PROBLEM DETAILS: How many lines in the records below contain the word "chrome"? Give only the number.
** SUPPLIED ENTRIES follows **
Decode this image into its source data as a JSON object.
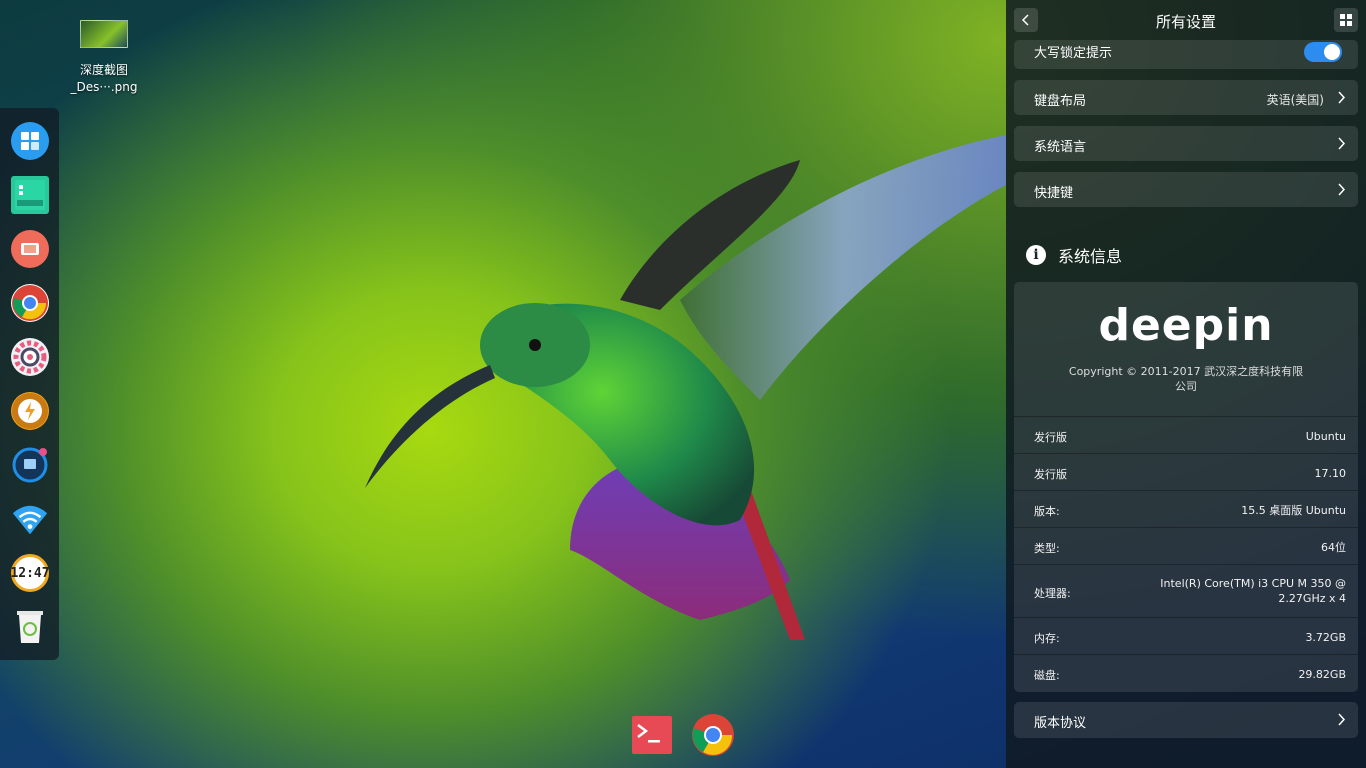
{
  "desktop": {
    "file": {
      "name_line1": "深度截图",
      "name_line2": "_Des···.png"
    }
  },
  "left_dock": {
    "apps": [
      {
        "name": "launcher",
        "icon": "launcher-icon",
        "color": "#2b9df0"
      },
      {
        "name": "file-manager",
        "icon": "file-manager-icon",
        "color": "#27c89a"
      },
      {
        "name": "screen-recorder",
        "icon": "screen-recorder-icon",
        "color": "#ef6b5a"
      },
      {
        "name": "google-chrome",
        "icon": "chrome-icon",
        "color": "#4285f4"
      },
      {
        "name": "control-center",
        "icon": "settings-icon",
        "color": "#e85d7e"
      },
      {
        "name": "deepin-store",
        "icon": "store-icon",
        "color": "#f0a020"
      },
      {
        "name": "app-store",
        "icon": "deepin-app-icon",
        "color": "#1f8ee8"
      },
      {
        "name": "network",
        "icon": "wifi-icon",
        "color": "#2ea4f2"
      },
      {
        "name": "clock",
        "icon": "clock-icon",
        "time": "12:47"
      },
      {
        "name": "trash",
        "icon": "trash-icon"
      }
    ]
  },
  "bottom_dock": {
    "apps": [
      {
        "name": "terminal",
        "icon": "terminal-icon",
        "color": "#e84a55"
      },
      {
        "name": "google-chrome",
        "icon": "chrome-icon"
      }
    ]
  },
  "control_center": {
    "title": "所有设置",
    "rows": {
      "capslock": {
        "label": "大写锁定提示",
        "enabled": true
      },
      "keyboard_layout": {
        "label": "键盘布局",
        "value": "英语(美国)"
      },
      "system_language": {
        "label": "系统语言"
      },
      "shortcuts": {
        "label": "快捷键"
      }
    },
    "system_info": {
      "section_title": "系统信息",
      "logo_text": "deepin",
      "copyright_line1": "Copyright © 2011-2017 武汉深之度科技有限",
      "copyright_line2": "公司",
      "items": [
        {
          "key": "发行版",
          "value": "Ubuntu"
        },
        {
          "key": "发行版",
          "value": "17.10"
        },
        {
          "key": "版本:",
          "value": "15.5 桌面版 Ubuntu"
        },
        {
          "key": "类型:",
          "value": "64位"
        },
        {
          "key": "处理器:",
          "value_line1": "Intel(R) Core(TM) i3 CPU M 350 @",
          "value_line2": "2.27GHz x 4"
        },
        {
          "key": "内存:",
          "value": "3.72GB"
        },
        {
          "key": "磁盘:",
          "value": "29.82GB"
        }
      ]
    },
    "license_row": {
      "label": "版本协议"
    }
  }
}
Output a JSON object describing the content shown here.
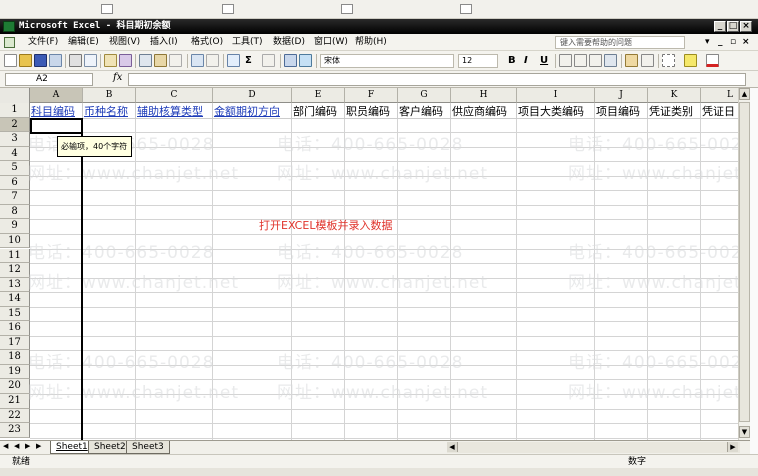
{
  "window": {
    "title": "Microsoft Excel - 科目期初余额"
  },
  "menu": {
    "items": [
      "文件(F)",
      "编辑(E)",
      "视图(V)",
      "插入(I)",
      "格式(O)",
      "工具(T)",
      "数据(D)",
      "窗口(W)",
      "帮助(H)"
    ],
    "help_placeholder": "键入需要帮助的问题"
  },
  "toolbar": {
    "font_name": "宋体",
    "font_size": "12",
    "bold": "B",
    "italic": "I",
    "underline": "U"
  },
  "formula_bar": {
    "name_box": "A2",
    "fx": "fx",
    "formula": ""
  },
  "sheet": {
    "columns": [
      "A",
      "B",
      "C",
      "D",
      "E",
      "F",
      "G",
      "H",
      "I",
      "J",
      "K",
      "L"
    ],
    "rows": [
      "1",
      "2",
      "3",
      "4",
      "5",
      "6",
      "7",
      "8",
      "9",
      "10",
      "11",
      "12",
      "13",
      "14",
      "15",
      "16",
      "17",
      "18",
      "19",
      "20",
      "21",
      "22",
      "23"
    ],
    "header_row": [
      "科目编码",
      "币种名称",
      "辅助核算类型",
      "金额期初方向",
      "部门编码",
      "职员编码",
      "客户编码",
      "供应商编码",
      "项目大类编码",
      "项目编码",
      "凭证类别",
      "凭证日"
    ],
    "tooltip": "必输项，40个字符",
    "center_note": "打开EXCEL模板并录入数据"
  },
  "watermark": {
    "phone": "电话：400-665-0028",
    "site": "网址：www.chanjet.net",
    "site_fragment": "www.chanjet"
  },
  "tabs": [
    "Sheet1",
    "Sheet2",
    "Sheet3"
  ],
  "status": {
    "ready": "就绪",
    "mode": "数字"
  },
  "colors": {
    "header_link": "#1d3bb8",
    "note_red": "#e0332b",
    "title_bg": "#000000"
  }
}
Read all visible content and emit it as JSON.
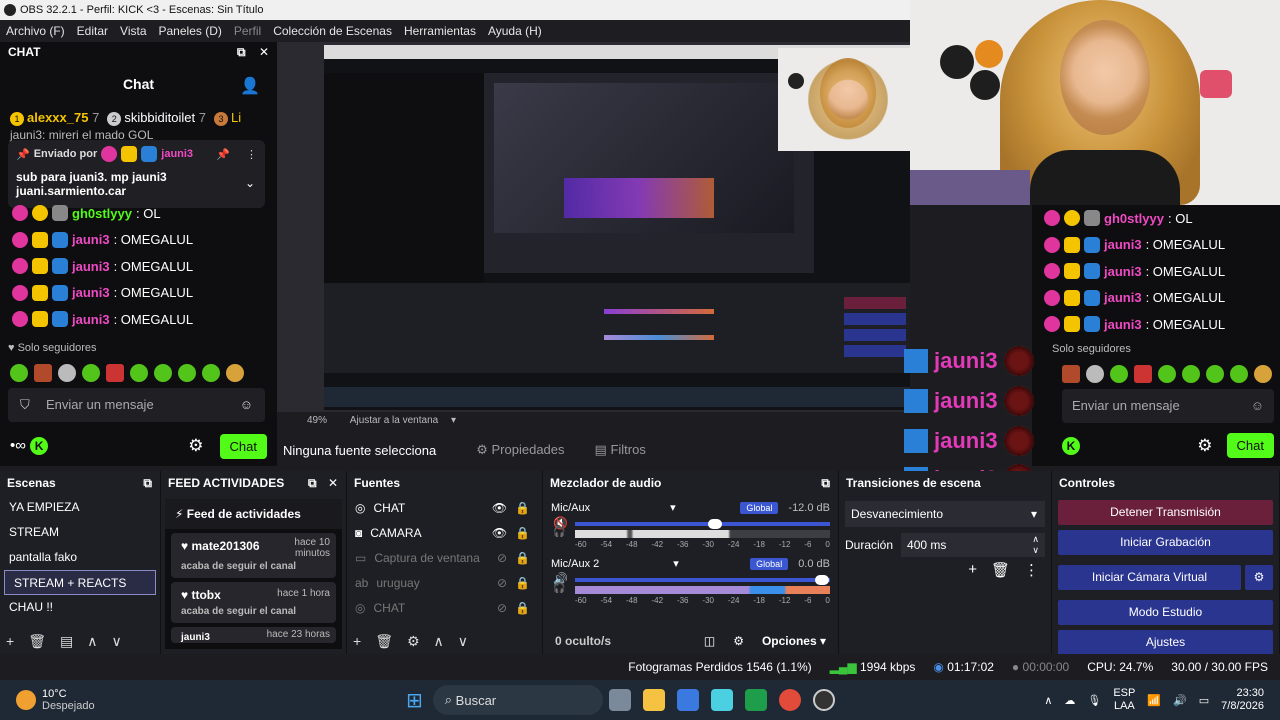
{
  "window": {
    "title": "OBS 32.2.1 - Perfil: KICK <3 - Escenas: Sin Título"
  },
  "menu": [
    "Archivo (F)",
    "Editar",
    "Vista",
    "Paneles (D)",
    "Perfil",
    "Colección de Escenas",
    "Herramientas",
    "Ayuda (H)"
  ],
  "chat": {
    "dock_title": "CHAT",
    "title": "Chat",
    "gifters": [
      {
        "rank": "1",
        "name": "alexxx_75",
        "count": "7"
      },
      {
        "rank": "2",
        "name": "skibbiditoilet",
        "count": "7"
      },
      {
        "rank": "3",
        "name": "Li",
        "count": ""
      }
    ],
    "behind_pinned": "jauni3: mireri el mado GOL",
    "pinned_by_label": "Enviado por",
    "pinned_user": "jauni3",
    "pinned_message": "sub para juani3. mp jauni3 juani.sarmiento.car",
    "messages": [
      {
        "user": "gh0stlyyy",
        "text": ": OL"
      },
      {
        "user": "jauni3",
        "text": ": OMEGALUL"
      },
      {
        "user": "jauni3",
        "text": ": OMEGALUL"
      },
      {
        "user": "jauni3",
        "text": ": OMEGALUL"
      },
      {
        "user": "jauni3",
        "text": ": OMEGALUL"
      }
    ],
    "followers_only": "Solo seguidores",
    "input_placeholder": "Enviar un mensaje",
    "chat_button": "Chat"
  },
  "right_chat": {
    "messages": [
      {
        "user": "gh0stlyyy",
        "text": ": OL"
      },
      {
        "user": "jauni3",
        "text": ": OMEGALUL"
      },
      {
        "user": "jauni3",
        "text": ": OMEGALUL"
      },
      {
        "user": "jauni3",
        "text": ": OMEGALUL"
      },
      {
        "user": "jauni3",
        "text": ": OMEGALUL"
      }
    ],
    "followers_only": "Solo seguidores",
    "input_placeholder": "Enviar un mensaje",
    "chat_button": "Chat"
  },
  "overlay_names": [
    "jauni3",
    "jauni3",
    "jauni3",
    "jauni3"
  ],
  "preview": {
    "zoom": "49%",
    "fit_label": "Ajustar a la ventana",
    "no_source": "Ninguna fuente selecciona",
    "properties": "Propiedades",
    "filters": "Filtros"
  },
  "scenes": {
    "title": "Escenas",
    "items": [
      "YA EMPIEZA",
      "STREAM",
      "pantalla fako",
      "STREAM + REACTS",
      "CHAU !!"
    ],
    "selected_index": 3
  },
  "feed": {
    "title": "FEED ACTIVIDADES",
    "header": "Feed de actividades",
    "events": [
      {
        "user": "mate201306",
        "action": "acaba de seguir el canal",
        "time": "hace 10 minutos"
      },
      {
        "user": "ttobx",
        "action": "acaba de seguir el canal",
        "time": "hace 1 hora"
      },
      {
        "user": "jauni3",
        "action": "",
        "time": "hace 23 horas"
      }
    ]
  },
  "sources": {
    "title": "Fuentes",
    "items": [
      {
        "name": "CHAT",
        "icon": "globe-icon",
        "dim": false
      },
      {
        "name": "CAMARA",
        "icon": "camera-icon",
        "dim": false
      },
      {
        "name": "Captura de ventana",
        "icon": "window-icon",
        "dim": true
      },
      {
        "name": "uruguay",
        "icon": "text-icon",
        "dim": true
      },
      {
        "name": "CHAT",
        "icon": "globe-icon",
        "dim": true
      }
    ]
  },
  "mixer": {
    "title": "Mezclador de audio",
    "channels": [
      {
        "name": "Mic/Aux",
        "global": "Global",
        "db": "-12.0 dB",
        "level": 0.55,
        "muted": true
      },
      {
        "name": "Mic/Aux 2",
        "global": "Global",
        "db": "0.0 dB",
        "level": 0.97,
        "muted": false
      }
    ],
    "ticks": [
      "-60",
      "-54",
      "-48",
      "-42",
      "-36",
      "-30",
      "-24",
      "-18",
      "-12",
      "-6",
      "0"
    ],
    "hidden": "0 oculto/s",
    "options": "Opciones"
  },
  "transitions": {
    "title": "Transiciones de escena",
    "selected": "Desvanecimiento",
    "duration_label": "Duración",
    "duration_value": "400 ms"
  },
  "controls": {
    "title": "Controles",
    "buttons": [
      "Detener Transmisión",
      "Iniciar Grabación",
      "Iniciar Cámara Virtual",
      "Modo Estudio",
      "Ajustes"
    ]
  },
  "status": {
    "dropped": "Fotogramas Perdidos 1546 (1.1%)",
    "bitrate": "1994 kbps",
    "stream_time": "01:17:02",
    "record_time": "00:00:00",
    "cpu": "CPU: 24.7%",
    "fps": "30.00 / 30.00 FPS"
  },
  "taskbar": {
    "weather_temp": "10°C",
    "weather_desc": "Despejado",
    "search": "Buscar",
    "lang": "ESP",
    "region": "LAA",
    "time": "23:30",
    "date": "7/8/2026"
  },
  "colors": {
    "kick_green": "#53fc18",
    "pink_name": "#f04ac4",
    "accent_blue": "#2a3590",
    "stop_red": "#6a1f3b"
  }
}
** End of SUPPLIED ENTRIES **
TASK ANSWER: 4